Kuredo: Look, an island! Look, another one!
So there we were, on a dinky little seaplane that propelled us through blue skies and fluffy clouds. Our holiday destination awaited us somewhere over the glittering horizon. As we left humdrum Male behind, a swarm of tiny islands beckoned ahead. We soared over beautiful shades of blue and turquoise waters. We admired golden sand banks rising majestically out of the sea. We pointed out small, picturesque deserted islands with spots of green growth. Larger inhabited ones, crowded with squat buildings. So many leafy resorts with soft sandy beaches and dark wooden villas curving gracefully out into the colourful waters. You could easily imagine the chilled out occupants relaxing in luxury below us. This was the stuff of dream holidays. The only reason for attempting the insanity of long haul flights with a toddler. And it was almost within our grasp. Everyone was looking pretty enthusiastic about the prospect of landing on one of these little pieces of paradise. There were lots of oohs and aahs barely heard over the deafening roar of the engines. “Look! An island!”, squealed the Rascal. “Look! Another island!”.

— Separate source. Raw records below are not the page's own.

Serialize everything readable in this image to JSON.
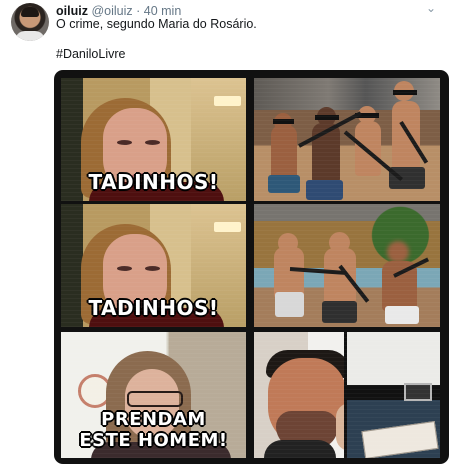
{
  "tweet": {
    "display_name": "oiluiz",
    "handle": "@oiluiz",
    "separator": "·",
    "time": "40 min",
    "text": "O crime, segundo Maria do Rosário.",
    "hashtag": "#DaniloLivre"
  },
  "icons": {
    "avatar": "profile-avatar",
    "menu": "chevron-down-icon"
  },
  "captions": {
    "panel1": "TADINHOS!",
    "panel2": "TADINHOS!",
    "panel3_line1": "PRENDAM",
    "panel3_line2": "ESTE HOMEM!"
  },
  "colors": {
    "background": "#ffffff",
    "text": "#14171a",
    "muted": "#657786",
    "media_frame": "#111111"
  }
}
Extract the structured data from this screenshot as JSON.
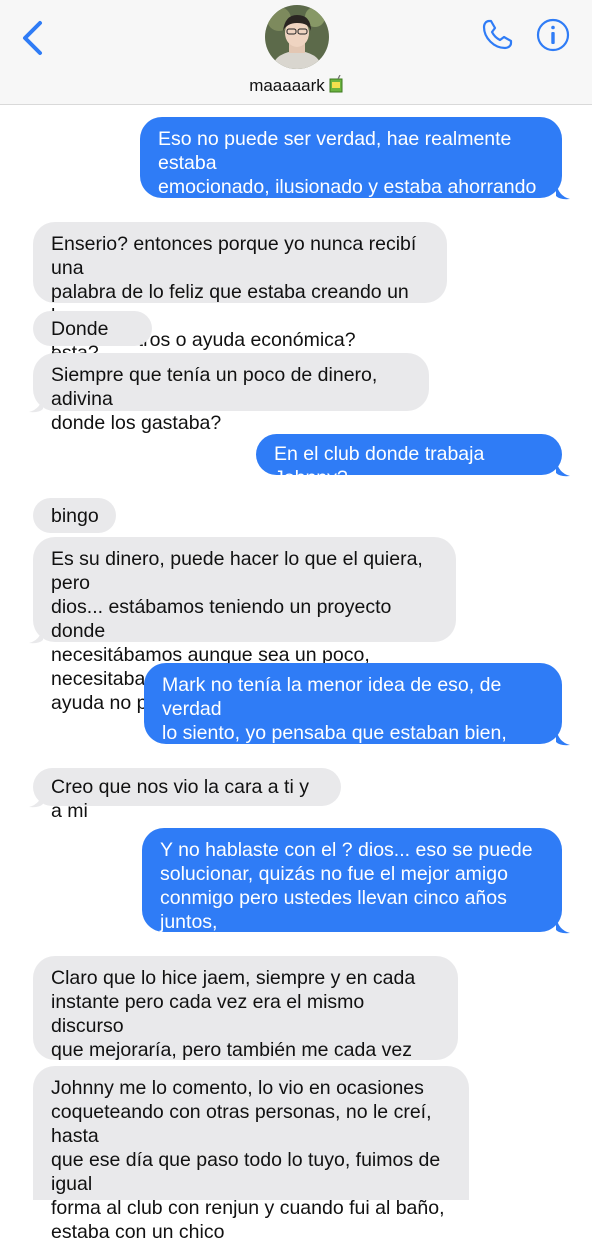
{
  "header": {
    "contact_name": "maaaaark",
    "contact_emoji": "🧃"
  },
  "colors": {
    "sent": "#2f7cf6",
    "received": "#e9e9eb",
    "accent": "#2f7cf6"
  },
  "icons": {
    "back": "chevron-left-icon",
    "call": "phone-icon",
    "info": "info-icon"
  },
  "messages": [
    {
      "from": "me",
      "text": "Eso no puede ser verdad, hae realmente estaba\nemocionado, ilusionado y estaba ahorrando\ndinero"
    },
    {
      "from": "them",
      "text": "Enserio? entonces porque yo nunca recibí una\npalabra de lo feliz que estaba creando un hogar\npara nosotros o ayuda económica?"
    },
    {
      "from": "them",
      "text": "Donde esta?"
    },
    {
      "from": "them",
      "text": "Siempre que tenía un poco de dinero, adivina\ndonde los gastaba?"
    },
    {
      "from": "me",
      "text": "En el club donde trabaja Johnny?"
    },
    {
      "from": "them",
      "text": "bingo"
    },
    {
      "from": "them",
      "text": "Es su dinero, puede hacer lo que el quiera, pero\ndios... estábamos teniendo un proyecto donde\nnecesitábamos aunque sea un poco, necesitaba\nayuda no podía solo"
    },
    {
      "from": "me",
      "text": "Mark no tenía la menor idea de eso, de verdad\nlo siento, yo pensaba que estaban bien, hae me\nhabía dicho cosas distintas"
    },
    {
      "from": "them",
      "text": "Creo que nos vio la cara a ti y a mi"
    },
    {
      "from": "me",
      "text": "Y no hablaste con el ? dios... eso se puede\nsolucionar, quizás no fue el mejor amigo\nconmigo pero ustedes llevan cinco años juntos,\nhay mucho más juego"
    },
    {
      "from": "them",
      "text": "Claro que lo hice jaem, siempre y en cada\ninstante pero cada vez era el mismo discurso\nque mejoraría, pero también me cada vez me iba\nsorprendiendo más y más de quién era"
    },
    {
      "from": "them",
      "text": "Johnny me lo comento, lo vio en ocasiones\ncoqueteando con otras personas, no le creí, hasta\nque ese día que paso todo lo tuyo, fuimos de igual\nforma al club con renjun y cuando fui al baño,\nestaba con un chico"
    }
  ]
}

After about twenty islands had passed by below, the crushing heat and the effect of lengthy journeys to get here began to take their toll on all the passengers. Enthusiasm for the flight waned. Counting clouds and pretty islands was fun for a while, then grew repetitive as the temperature steadily climbed and sweat began flowing freely. When they promised an hours scenic flight on a seaplane they forgot to mention that this one did not have any form of air conditioning at all. Not even a cracked window. The excitement of being on a seaplane could only sustain the group of weary travellers for so long. We were all desperate to finally land and get a breath of fresh air. Preferably a shower and some lighter clothing before collapsing. All those islands were looking very good to us. There would be a brief spark of interest as yet another perfect one appeared temptingly close below us. An unheard sigh as the plane relentlessly droned on past. Everyone grew quieter. And sleepier. It was a plane full of zombie passengers that finally bumped back down to the ocean and shuddered to a stop alongside one of those identical island jetties. We had arrived. Kuredo Resort would be our home away from home for the next ten nights.

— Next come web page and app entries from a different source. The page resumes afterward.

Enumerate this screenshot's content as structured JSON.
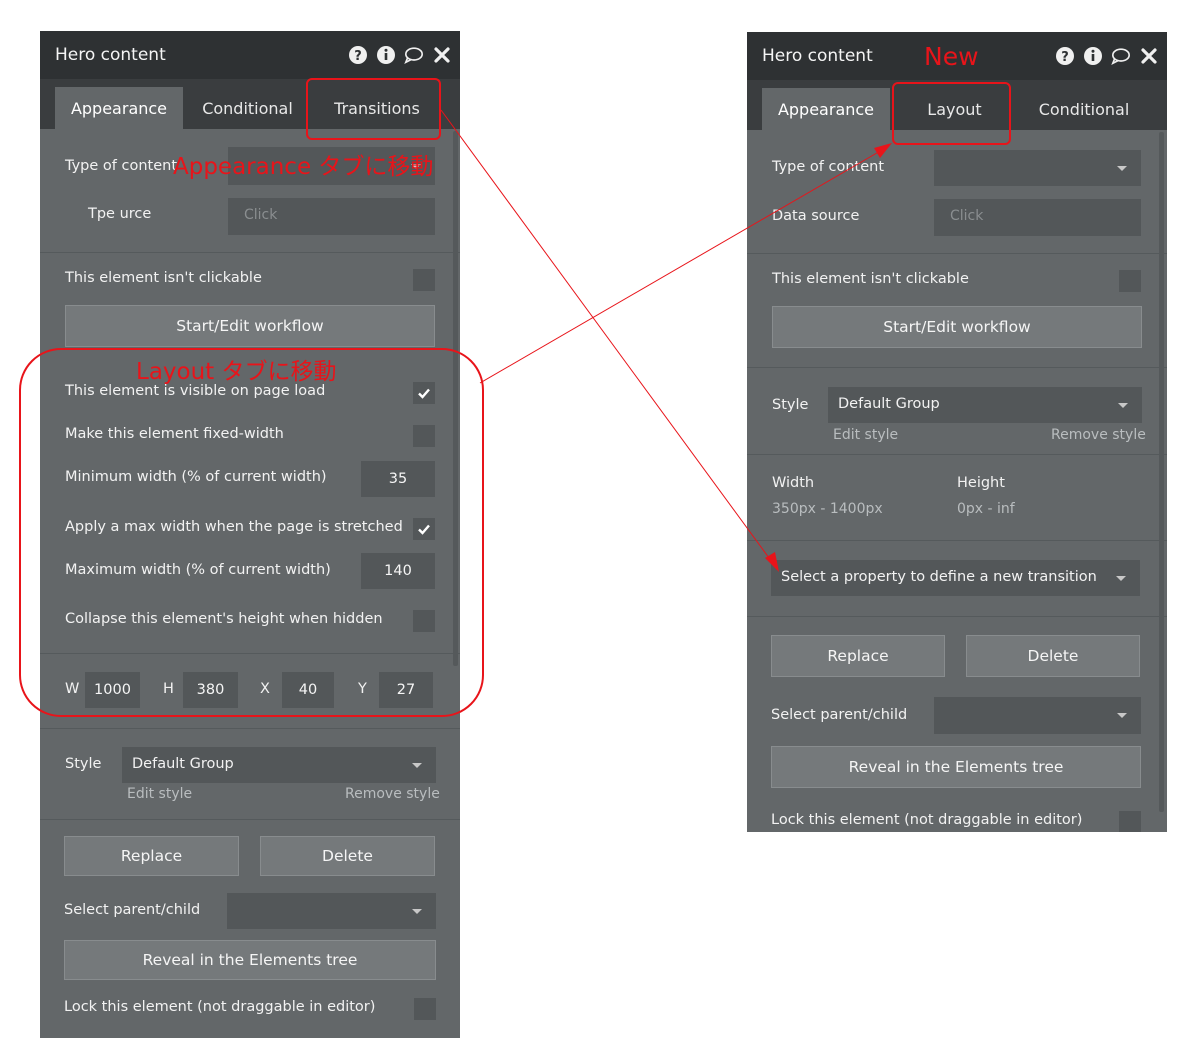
{
  "left_panel": {
    "title": "Hero content",
    "tabs": [
      "Appearance",
      "Conditional",
      "Transitions"
    ],
    "type_of_content_label": "Type of content",
    "data_source_label": "Tpe urce",
    "click_placeholder": "Click",
    "not_clickable_label": "This element isn't clickable",
    "workflow_button": "Start/Edit workflow",
    "visible_on_load_label": "This element is visible on page load",
    "fixed_width_label": "Make this element fixed-width",
    "min_width_label": "Minimum width (% of current width)",
    "min_width_value": "35",
    "apply_max_label": "Apply a max width when the page is stretched",
    "max_width_label": "Maximum width (% of current width)",
    "max_width_value": "140",
    "collapse_label": "Collapse this element's height when hidden",
    "dims": {
      "w_label": "W",
      "w_value": "1000",
      "h_label": "H",
      "h_value": "380",
      "x_label": "X",
      "x_value": "40",
      "y_label": "Y",
      "y_value": "27"
    },
    "style_label": "Style",
    "style_value": "Default Group",
    "edit_style": "Edit style",
    "remove_style": "Remove style",
    "replace_button": "Replace",
    "delete_button": "Delete",
    "parent_child_label": "Select parent/child",
    "reveal_button": "Reveal in the Elements tree",
    "lock_label": "Lock this element (not draggable in editor)"
  },
  "right_panel": {
    "title": "Hero content",
    "tabs": [
      "Appearance",
      "Layout",
      "Conditional"
    ],
    "type_of_content_label": "Type of content",
    "data_source_label": "Data source",
    "click_placeholder": "Click",
    "not_clickable_label": "This element isn't clickable",
    "workflow_button": "Start/Edit workflow",
    "style_label": "Style",
    "style_value": "Default Group",
    "edit_style": "Edit style",
    "remove_style": "Remove style",
    "width_label": "Width",
    "width_value": "350px - 1400px",
    "height_label": "Height",
    "height_value": "0px - inf",
    "transition_select": "Select a property to define a new transition",
    "replace_button": "Replace",
    "delete_button": "Delete",
    "parent_child_label": "Select parent/child",
    "reveal_button": "Reveal in the Elements tree",
    "lock_label": "Lock this element (not draggable in editor)"
  },
  "annotations": {
    "appearance_move": "Appearance タブに移動",
    "layout_move": "Layout タブに移動",
    "new_label": "New",
    "color": "#e8141a"
  },
  "icons": [
    "help-icon",
    "info-icon",
    "comment-icon",
    "close-icon",
    "checkmark-icon",
    "chevron-down-icon"
  ],
  "colors": {
    "panel_bg": "#636769",
    "header_bg": "#2e3133",
    "tabbar_bg": "#3a3d3f",
    "field_bg": "#535759",
    "button_bg": "#75797b"
  }
}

We tumbled out of the plane, gasping in sweet and fresh (though super-heated) air and squinting in the sunlight. A smiling row of hand-shaking strangers were waiting to greet us on the dock. All Very Important Staff, or something. We were too tired to listen and be impressed. We’d have happily shaken hands with anyone if it meant we could finally sleep afterwards. Even the drumming band at the reception bar failed to interest the Rascal. The tray of iced tea that arrived at our table while we were getting checked in was a different matter altogether. All our eyes lit up at the sight of chilled liquid. The server explained “Is OK for *points at baby*”. We took that to mean that it wouldn’t poison our son if we let him have it. Caffeine probably wasn’t the best idea for a toddler, but the poor mite looked about ready to drop from the intense heat at that point. He got a rare free pass to guzzle the lot. And he did. In almost one gulp, little sweat-slippery hands grasping it over mine, for fear someone might take it away before he had sucked up every last drop in the straw. He looked about for more, but it wasn’t forthcoming. He eyed up my glass. I started gulping it faster and passed him the warm water bottle instead. He decided he wasn’t that thirsty.

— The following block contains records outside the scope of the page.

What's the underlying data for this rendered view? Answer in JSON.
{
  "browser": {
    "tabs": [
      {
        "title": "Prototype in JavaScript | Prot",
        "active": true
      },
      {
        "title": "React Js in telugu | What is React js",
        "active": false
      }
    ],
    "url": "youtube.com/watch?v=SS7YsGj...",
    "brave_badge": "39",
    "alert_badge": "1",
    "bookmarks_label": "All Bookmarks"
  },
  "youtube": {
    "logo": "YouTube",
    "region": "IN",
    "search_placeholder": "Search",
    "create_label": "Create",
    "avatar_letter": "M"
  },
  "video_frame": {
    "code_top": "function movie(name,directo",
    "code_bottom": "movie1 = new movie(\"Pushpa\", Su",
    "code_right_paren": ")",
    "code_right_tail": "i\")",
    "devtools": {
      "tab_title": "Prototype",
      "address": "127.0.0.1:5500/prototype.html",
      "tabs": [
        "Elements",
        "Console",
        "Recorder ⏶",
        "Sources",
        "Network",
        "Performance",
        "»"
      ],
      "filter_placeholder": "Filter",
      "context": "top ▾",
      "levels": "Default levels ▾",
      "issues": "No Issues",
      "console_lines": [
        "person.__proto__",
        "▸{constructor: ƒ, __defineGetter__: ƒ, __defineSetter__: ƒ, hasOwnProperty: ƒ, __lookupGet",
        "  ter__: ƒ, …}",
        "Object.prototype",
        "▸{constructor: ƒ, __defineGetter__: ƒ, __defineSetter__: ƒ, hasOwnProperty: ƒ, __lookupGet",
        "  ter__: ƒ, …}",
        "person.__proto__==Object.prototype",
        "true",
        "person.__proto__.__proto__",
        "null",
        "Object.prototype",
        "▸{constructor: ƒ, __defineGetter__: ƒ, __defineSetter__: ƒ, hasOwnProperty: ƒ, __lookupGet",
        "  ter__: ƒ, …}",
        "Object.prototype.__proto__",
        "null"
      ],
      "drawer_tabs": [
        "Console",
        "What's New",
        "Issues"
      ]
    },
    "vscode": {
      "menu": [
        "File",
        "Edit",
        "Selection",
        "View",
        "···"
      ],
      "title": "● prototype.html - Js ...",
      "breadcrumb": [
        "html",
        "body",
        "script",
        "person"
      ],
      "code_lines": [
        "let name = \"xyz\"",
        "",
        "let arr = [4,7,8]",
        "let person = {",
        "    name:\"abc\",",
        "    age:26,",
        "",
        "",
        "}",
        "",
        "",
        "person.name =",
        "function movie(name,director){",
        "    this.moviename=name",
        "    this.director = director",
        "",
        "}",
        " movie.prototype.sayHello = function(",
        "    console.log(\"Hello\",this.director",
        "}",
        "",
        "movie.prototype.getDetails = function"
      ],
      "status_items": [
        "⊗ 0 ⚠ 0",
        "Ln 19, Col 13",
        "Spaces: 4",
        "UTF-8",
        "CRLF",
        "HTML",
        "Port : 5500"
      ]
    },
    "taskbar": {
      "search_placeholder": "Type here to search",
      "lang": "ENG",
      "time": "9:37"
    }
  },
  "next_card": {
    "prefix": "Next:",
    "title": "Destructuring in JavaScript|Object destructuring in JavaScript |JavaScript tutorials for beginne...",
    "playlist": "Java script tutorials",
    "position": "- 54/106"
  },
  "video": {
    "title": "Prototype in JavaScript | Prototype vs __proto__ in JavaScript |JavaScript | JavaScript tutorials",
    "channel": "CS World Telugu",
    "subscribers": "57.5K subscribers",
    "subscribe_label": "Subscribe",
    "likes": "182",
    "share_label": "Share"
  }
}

One exciting golf-cart journey later (“A truck, a truck!”) and we were exploring our beach bungalow accommodation. Pretty basic, but pleasant. Not especially toddler-friendly, particularly the outdoor bathroom. However we were going to be perfectly happy sitting on our porch looking through the trees at a beautiful white sandy beach every day. We had a bit of a wait for luggage before we could shower away the sweaty remnants of the journey. After catching the tail end of lunch at the restaurant in an attempt to replenish our energy levels, the next priority was a short nap. We lay all together, zonked out on the thankfully large bed. Not one of us stirred for four hours. Despite the rejuvenating nap and interesting new surroundings, we had a very brief dinner with a toddler that looked fit to drop his head into his plate of food at any moment. We weren’t much better. All the friendly advances from the waiters were sternly rebuffed by the Rascal. They backed off quickly as he displayed his ‘mess with me and I will create a scene’ face. We snuck in one cocktail before the siren call of the bed called us back. I have little memory of that evening other than vast relief at an air-conditioned room and the prospect of a lot more sleep. The island was ready for us, but we weren’t quite ready for the island.